Ebola patient travels to US as aid workers’ health worsens
Five people in the past decade have entered US with haemorrhagic fevers similar to Ebola
The Emory University Hospital in Atlanta, Georgia. Emory University Hospital officials confirmed a patient who contracted Ebola disease in West Africa will be treated in a special built isolation ward, which is near the Centres for Disease Control and Prevention. Photograph: Erik S. Lesser/EPA
A US aid worker who was infected with the deadly Ebola virus while working in West Africa will be flown to the United States to be treated in a high-security ward at Emory University Hospital in Atlanta, hospital officials said yesterday.
The aid worker, whose name has not been released, will be moved in the next several days to a special isolation unit at Emory. The unit was set up in collaboration with the US Centres for Disease Control and Prevention.
CDC spokeswoman Barbara Reynolds said her agency was working with the US State Department to facilitate the transfer.

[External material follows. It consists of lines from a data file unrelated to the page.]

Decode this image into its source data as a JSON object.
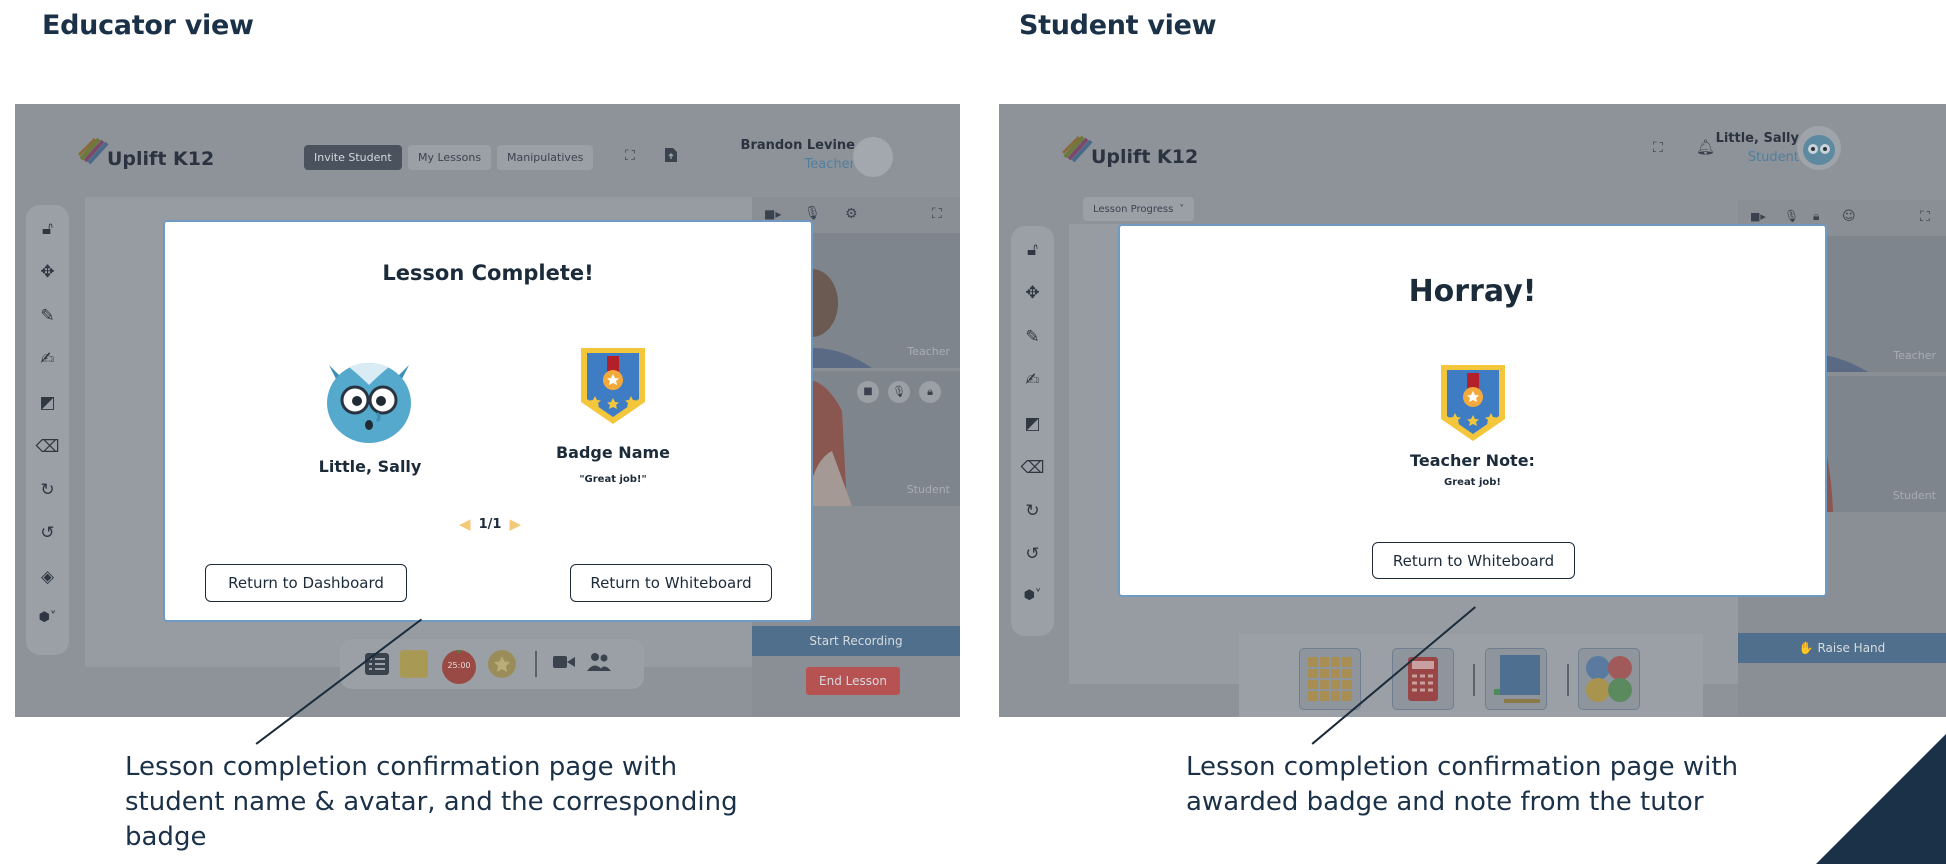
{
  "educator": {
    "section_title": "Educator view",
    "logo": "Uplift K12",
    "nav": [
      "Invite Student",
      "My Lessons",
      "Manipulatives"
    ],
    "user_name": "Brandon Levine",
    "user_role": "Teacher",
    "video_labels": [
      "Teacher",
      "Student"
    ],
    "start_recording": "Start Recording",
    "end_lesson": "End Lesson",
    "timer": "25:00",
    "modal": {
      "title": "Lesson Complete!",
      "student_name": "Little, Sally",
      "badge_name": "Badge Name",
      "badge_note": "\"Great job!\"",
      "pager": "1/1",
      "return_dashboard": "Return to Dashboard",
      "return_whiteboard": "Return to Whiteboard"
    },
    "caption": "Lesson completion confirmation page with student name & avatar, and the corresponding badge"
  },
  "student": {
    "section_title": "Student view",
    "logo": "Uplift K12",
    "user_name": "Little, Sally",
    "user_role": "Student",
    "lesson_progress": "Lesson Progress",
    "video_labels": [
      "Teacher",
      "Student"
    ],
    "raise_hand": "✋ Raise Hand",
    "modal": {
      "title": "Horray!",
      "note_label": "Teacher Note:",
      "note_text": "Great job!",
      "return_whiteboard": "Return to Whiteboard"
    },
    "caption": "Lesson completion confirmation page with awarded badge and note from the tutor"
  },
  "colors": {
    "overlay": "#8e939a",
    "accent_blue": "#4f7fa0",
    "modal_border": "#6f9ac2",
    "recording_bar": "#4f7fa0",
    "end_lesson": "#c95a5a",
    "navy": "#1b3148"
  },
  "icons": {
    "toolbar": [
      "lock-icon",
      "move-icon",
      "pen-icon",
      "signature-icon",
      "sticky-note-icon",
      "eraser-icon",
      "redo-icon",
      "undo-icon",
      "fill-icon",
      "shapes-icon"
    ],
    "dock_educator": [
      "checklist-icon",
      "sticky-note-icon",
      "timer-icon",
      "badge-icon",
      "video-icon",
      "people-icon"
    ],
    "dock_student": [
      "grid-manipulative-icon",
      "calculator-icon",
      "hundred-grid-icon",
      "counters-icon"
    ]
  }
}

Ms Reynolds said the CDC was not aware of any Ebola patient ever being treated in the United States, but five people in the past decade have entered the country with either Lassa Fever or Marburg Fever, haemorrhagic fevers similar to Ebola.
News of the transfer follows reports of the declining health of two infected US aid workers, Dr Kent Brantly and missionary Nancy Writebol, who contracted Ebola while working in Liberia on behalf of North Carolina-based Christian relief groups Samaritan‘s Purse and SIM.

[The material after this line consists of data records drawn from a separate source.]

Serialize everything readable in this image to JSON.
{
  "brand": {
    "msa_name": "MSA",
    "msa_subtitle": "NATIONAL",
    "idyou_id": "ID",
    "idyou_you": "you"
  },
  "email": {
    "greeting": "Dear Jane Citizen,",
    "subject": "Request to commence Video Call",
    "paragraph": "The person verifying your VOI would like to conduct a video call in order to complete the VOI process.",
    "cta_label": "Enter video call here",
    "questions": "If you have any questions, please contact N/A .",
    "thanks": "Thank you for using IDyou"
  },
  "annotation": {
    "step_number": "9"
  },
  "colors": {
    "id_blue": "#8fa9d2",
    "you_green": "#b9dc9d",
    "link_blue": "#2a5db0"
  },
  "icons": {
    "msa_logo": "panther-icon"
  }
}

CNN and ABC News reported that a second American infected with Ebola was to be flown to the United States. CNN identified the US-bound patients as Dr Brantly and Ms Writebol. Reuters could not independently confirm the reports.

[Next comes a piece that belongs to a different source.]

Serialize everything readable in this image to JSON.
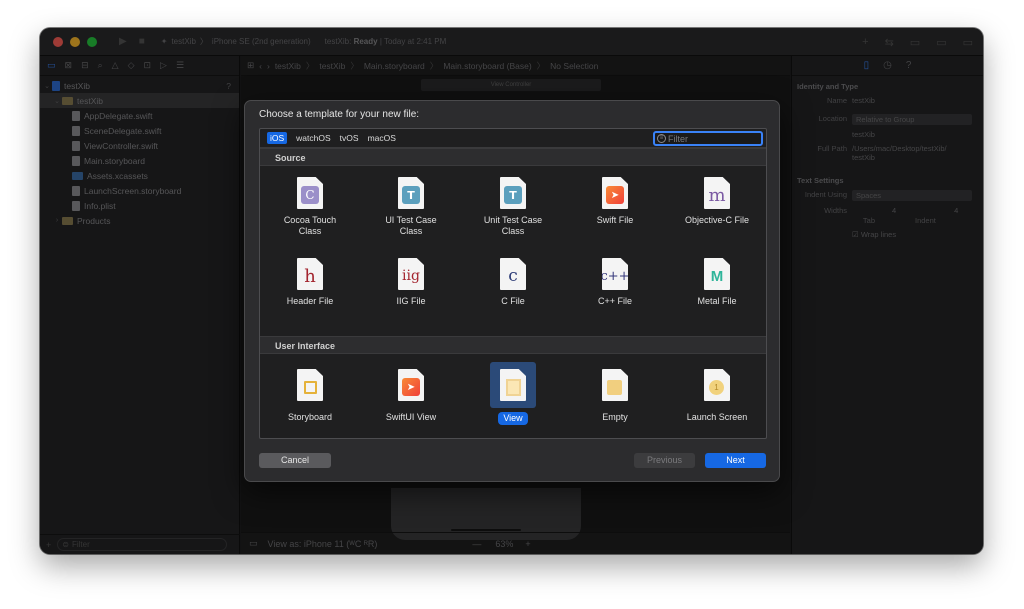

Amber Brantly, the wife of Dr. Brantly, said in a statement: “I remain hopeful and believing that Kent will be healed from this dreadful disease.“
Earlier yesterday, White House spokesman Josh Earnest said the State Department was working with the CDC on medical evacuations of infected American humanitarian aid workers.
The outbreak in West Africa is the worst in history, having killed more than 700 people since February. The CDC yesterday issued a travel advisory urging people to avoid all non-essential travel to Guinea, Liberia and Sierra Leone, the epicentre of the outbreak.
Dr Brantly and Ms Writebol “were in stable but grave“ condition as of early yesterday morning, the relief organizations said. A spokeswoman for the groups could not confirm whether the patient being transferred to Emory was one of their aid workers.
CDC Director Dr Thomas Frieden said in a conference call that transferring gravely ill patients has the potential to do more harm than good.
Meanwhile, the National Institutes of Health plans in mid-September to begin testing an experimental Ebola vaccine on people after seeing encouraging results in pre-clinical trials on monkeys, Dr Anthony Fauci, director of the NIH‘s allergy and infectious diseases unit, said in an email.
In its final stages, Ebola causes external and internal bleeding, vomiting and diarrhoea. About 60 per cent of people infected in the current outbreak are dying from the illness.
Ms Writebol, 59, received an experimental drug doctors hope will improve her health, SIM said. Dr Brantly, 33, received a unit of blood from a 14-year-old boy who survived Ebola with the help of Brantly‘s medical care, said Franklin Graham, president of Samaritan‘s Purse.
Mr Frieden could not comment on the specifics of either treatment but said: “We have reviewed the evidence of the treatments out there and don‘t find any treatment that has proven effectiveness against Ebola.“